_INSTRUCTIONS FOR THE TASK:_
Scan the records for "skin". Show the matching lines.

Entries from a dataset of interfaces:
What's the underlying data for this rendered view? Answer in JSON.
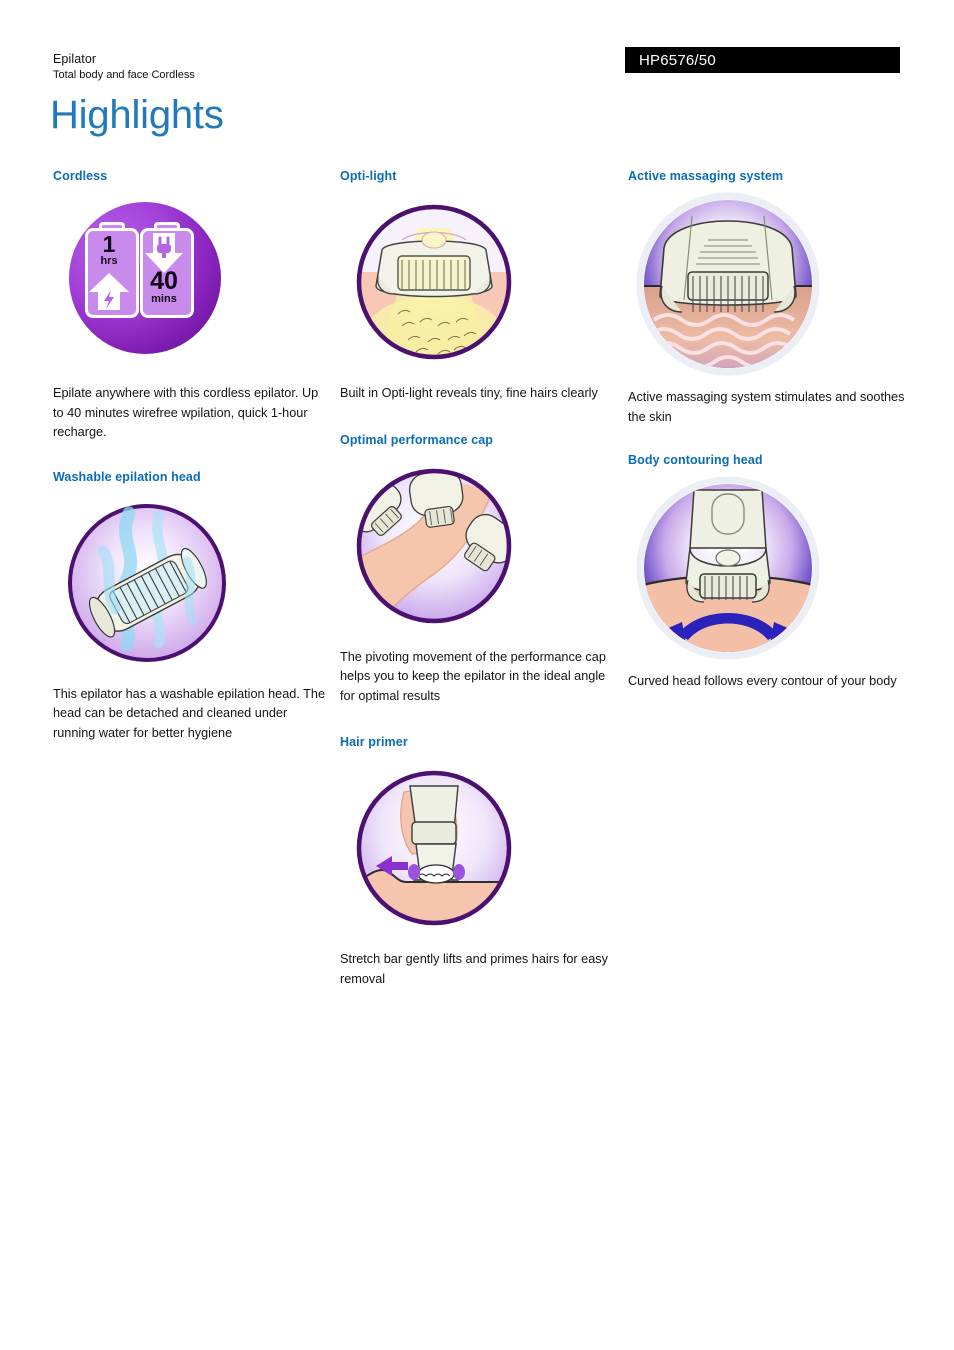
{
  "header": {
    "category": "Epilator",
    "subtitle": "Total body and face Cordless",
    "product_code": "HP6576/50",
    "page_title": "Highlights"
  },
  "colors": {
    "heading_blue": "#0b6cb5",
    "title_blue": "#2179b9",
    "code_bar_bg": "#000000",
    "code_bar_text": "#ffffff",
    "circle_purple_border": "#4b1070",
    "cordless_ball": "#8320b8",
    "arrow_blue": "#2a22bb",
    "arrow_purple": "#8a2fd0",
    "light_yellow": "#f5ec8a",
    "skin": "#f3bda6"
  },
  "columns": [
    {
      "id": "column-1",
      "sections": [
        {
          "id": "cordless",
          "heading": "Cordless",
          "body": "Epilate anywhere with this cordless epilator. Up to 40 minutes wirefree wpilation, quick 1-hour recharge.",
          "figure": {
            "name": "cordless-battery-icon",
            "labels": {
              "charge_value": "1",
              "charge_unit": "hrs",
              "runtime_value": "40",
              "runtime_unit": "mins"
            }
          }
        },
        {
          "id": "washable-epilation-head",
          "heading": "Washable epilation head",
          "body": "This epilator has a washable epilation head. The head can be detached and cleaned under running water for better hygiene",
          "figure": {
            "name": "epilation-head-under-water-icon",
            "labels": {}
          }
        }
      ]
    },
    {
      "id": "column-2",
      "sections": [
        {
          "id": "opti-light",
          "heading": "Opti-light",
          "body": "Built in Opti-light reveals tiny, fine hairs clearly",
          "figure": {
            "name": "opti-light-beam-on-skin-icon",
            "labels": {}
          }
        },
        {
          "id": "optimal-performance-cap",
          "heading": "Optimal performance cap",
          "body": "The pivoting movement of the performance cap helps you to keep the epilator in the ideal angle for optimal results",
          "figure": {
            "name": "pivoting-cap-on-leg-icon",
            "labels": {}
          }
        },
        {
          "id": "hair-primer",
          "heading": "Hair primer",
          "body": "Stretch bar gently lifts and primes hairs for easy removal",
          "figure": {
            "name": "stretch-bar-on-skin-icon",
            "labels": {}
          }
        }
      ]
    },
    {
      "id": "column-3",
      "sections": [
        {
          "id": "active-massaging-system",
          "heading": "Active massaging system",
          "body": "Active massaging system stimulates and soothes the skin",
          "figure": {
            "name": "massaging-waves-on-skin-icon",
            "labels": {}
          }
        },
        {
          "id": "body-contouring-head",
          "heading": "Body contouring head",
          "body": "Curved head follows every contour of your body",
          "figure": {
            "name": "contouring-head-arrow-icon",
            "labels": {}
          }
        }
      ]
    }
  ]
}
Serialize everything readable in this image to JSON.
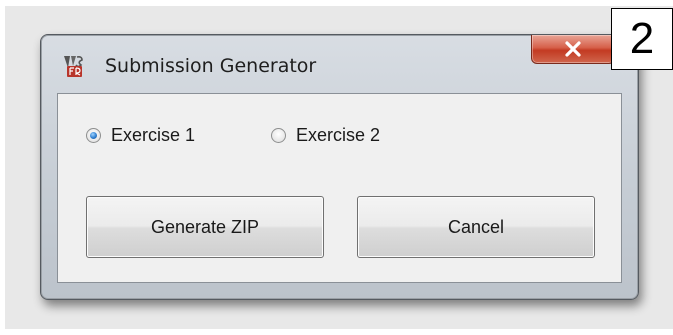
{
  "window": {
    "title": "Submission Generator",
    "app_icon": "app-logo-icon",
    "close_icon": "close-icon",
    "close_color": "#c33a22"
  },
  "options": [
    {
      "label": "Exercise 1",
      "checked": true
    },
    {
      "label": "Exercise 2",
      "checked": false
    }
  ],
  "buttons": {
    "generate_label": "Generate ZIP",
    "cancel_label": "Cancel"
  },
  "step_badge": "2"
}
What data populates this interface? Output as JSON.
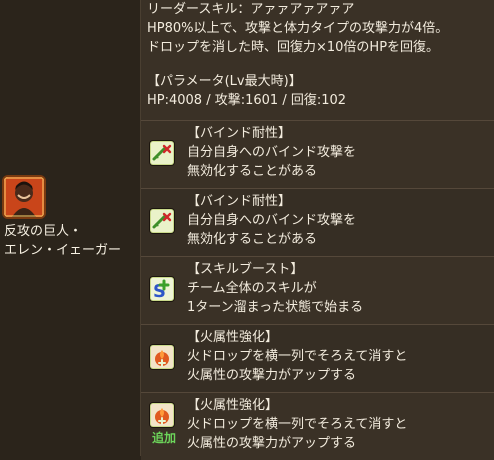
{
  "character": {
    "name_line1": "反攻の巨人・",
    "name_line2": "エレン・イェーガー"
  },
  "leader": {
    "label": "リーダースキル：アァァアァアァア",
    "line1": "HP80%以上で、攻撃と体力タイプの攻撃力が4倍。",
    "line2": "ドロップを消した時、回復力×10倍のHPを回復。"
  },
  "params": {
    "heading": "【パラメータ(Lv最大時)】",
    "stats": "HP:4008 / 攻撃:1601 / 回復:102"
  },
  "awakenings": [
    {
      "icon": "bind-resist-icon",
      "title": "【バインド耐性】",
      "desc1": "自分自身へのバインド攻撃を",
      "desc2": "無効化することがある"
    },
    {
      "icon": "bind-resist-icon",
      "title": "【バインド耐性】",
      "desc1": "自分自身へのバインド攻撃を",
      "desc2": "無効化することがある"
    },
    {
      "icon": "skill-boost-icon",
      "title": "【スキルブースト】",
      "desc1": "チーム全体のスキルが",
      "desc2": "1ターン溜まった状態で始まる"
    },
    {
      "icon": "fire-enhance-icon",
      "title": "【火属性強化】",
      "desc1": "火ドロップを横一列でそろえて消すと",
      "desc2": "火属性の攻撃力がアップする"
    },
    {
      "icon": "fire-enhance-icon",
      "title": "【火属性強化】",
      "desc1": "火ドロップを横一列でそろえて消すと",
      "desc2": "火属性の攻撃力がアップする",
      "badge": "追加"
    }
  ],
  "colors": {
    "badge_green": "#6cd45a",
    "fire_frame": "#e05a20"
  }
}
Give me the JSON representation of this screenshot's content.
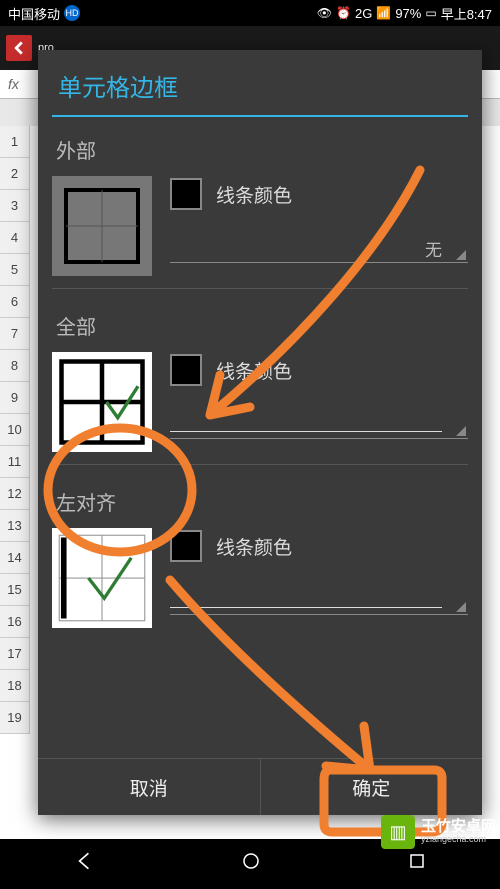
{
  "status": {
    "carrier": "中国移动",
    "hd_badge": "HD",
    "network": "2G",
    "battery": "97%",
    "time": "早上8:47"
  },
  "background": {
    "fx_label": "fx",
    "row_count": 19
  },
  "dialog": {
    "title": "单元格边框",
    "sections": {
      "outer": {
        "title": "外部",
        "color_label": "线条颜色",
        "style_label": "无"
      },
      "all": {
        "title": "全部",
        "color_label": "线条颜色",
        "style_label": ""
      },
      "left": {
        "title": "左对齐",
        "color_label": "线条颜色",
        "style_label": ""
      }
    },
    "buttons": {
      "cancel": "取消",
      "ok": "确定"
    }
  },
  "watermark": {
    "name": "玉竹安卓网",
    "url": "yzlangecha.com"
  }
}
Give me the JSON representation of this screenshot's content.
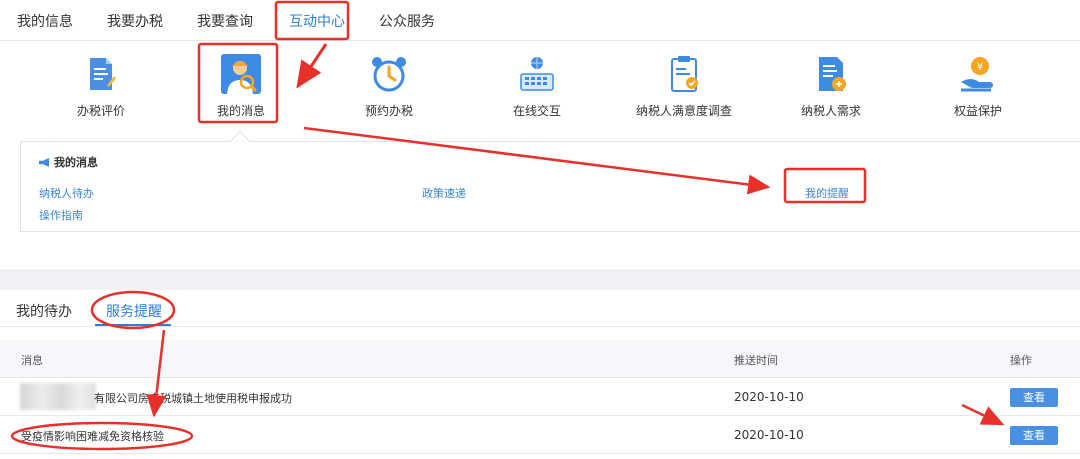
{
  "topnav": {
    "tabs": [
      {
        "label": "我的信息"
      },
      {
        "label": "我要办税"
      },
      {
        "label": "我要查询"
      },
      {
        "label": "互动中心"
      },
      {
        "label": "公众服务"
      }
    ],
    "active_index": 3
  },
  "icons": [
    {
      "label": "办税评价",
      "icon": "tax-evaluation-icon"
    },
    {
      "label": "我的消息",
      "icon": "my-messages-icon"
    },
    {
      "label": "预约办税",
      "icon": "alarm-clock-icon"
    },
    {
      "label": "在线交互",
      "icon": "online-interaction-icon"
    },
    {
      "label": "纳税人满意度调查",
      "icon": "survey-clipboard-icon"
    },
    {
      "label": "纳税人需求",
      "icon": "requirement-document-icon"
    },
    {
      "label": "权益保护",
      "icon": "rights-protection-icon"
    }
  ],
  "messages_panel": {
    "title": "我的消息",
    "links": {
      "todo": "纳税人待办",
      "policy": "政策速递",
      "reminder": "我的提醒",
      "guide": "操作指南"
    }
  },
  "subtabs": {
    "todo": "我的待办",
    "reminder": "服务提醒"
  },
  "table": {
    "headers": {
      "message": "消息",
      "time": "推送时间",
      "action": "操作"
    },
    "rows": [
      {
        "message": "有限公司房产税城镇土地使用税申报成功",
        "time": "2020-10-10",
        "action": "查看"
      },
      {
        "message": "受疫情影响困难减免资格核验",
        "time": "2020-10-10",
        "action": "查看"
      }
    ]
  },
  "colors": {
    "accent": "#2f7fd6",
    "annotation_red": "#e8302a",
    "button_blue": "#4a90e2"
  }
}
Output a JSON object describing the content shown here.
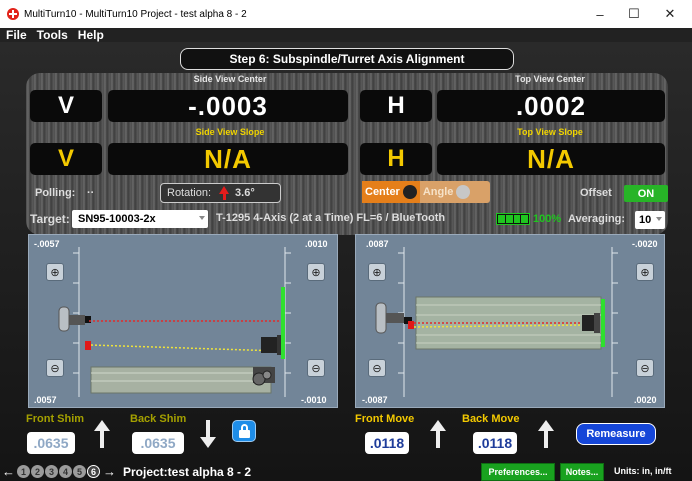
{
  "window": {
    "title": "MultiTurn10 - MultiTurn10 Project - test alpha 8 - 2",
    "controls": [
      "–",
      "☐",
      "✕"
    ]
  },
  "menu": [
    "File",
    "Tools",
    "Help"
  ],
  "step_title": "Step 6: Subspindle/Turret Axis Alignment",
  "readouts": {
    "side_center": {
      "label": "Side View Center",
      "axis": "V",
      "value": "-.0003"
    },
    "top_center": {
      "label": "Top View Center",
      "axis": "H",
      "value": ".0002"
    },
    "side_slope": {
      "label": "Side View Slope",
      "axis": "V",
      "value": "N/A"
    },
    "top_slope": {
      "label": "Top View Slope",
      "axis": "H",
      "value": "N/A"
    }
  },
  "controls": {
    "polling_label": "Polling:",
    "polling_value": "··",
    "rotation_label": "Rotation:",
    "rotation_value": "3.6°",
    "center_label": "Center",
    "angle_label": "Angle",
    "offset_label": "Offset",
    "offset_state": "ON",
    "target_label": "Target:",
    "target_value": "SN95-10003-2x",
    "target_desc": "T-1295 4-Axis (2 at a Time) FL=6 / BlueTooth",
    "battery_percent": "100%",
    "averaging_label": "Averaging:",
    "averaging_value": "10"
  },
  "side_view": {
    "top_left": "-.0057",
    "bottom_left": ".0057",
    "top_right": ".0010",
    "bottom_right": "-.0010"
  },
  "top_view": {
    "top_left": ".0087",
    "bottom_left": "-.0087",
    "top_right": "-.0020",
    "bottom_right": ".0020"
  },
  "shims": {
    "front_label": "Front Shim",
    "front_value": ".0635",
    "back_label": "Back Shim",
    "back_value": ".0635"
  },
  "moves": {
    "front_label": "Front Move",
    "front_value": ".0118",
    "back_label": "Back Move",
    "back_value": ".0118"
  },
  "remeasure_label": "Remeasure",
  "footer": {
    "steps": [
      "1",
      "2",
      "3",
      "4",
      "5",
      "6"
    ],
    "project": "Project:test alpha 8 - 2",
    "preferences": "Preferences...",
    "notes": "Notes...",
    "units": "Units: in, in/ft"
  },
  "colors": {
    "yellow": "#f3c900",
    "on_green": "#27b427",
    "remeasure_blue": "#1546d8",
    "panel": "#728598"
  }
}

_YOUR RESPONSE:_
    "skin": "#f3bda6"
            "name": "opti-light-beam-on-skin-icon",
            "name": "stretch-bar-on-skin-icon",
          "body": "Active massaging system stimulates and soothes the skin",
            "name": "massaging-waves-on-skin-icon",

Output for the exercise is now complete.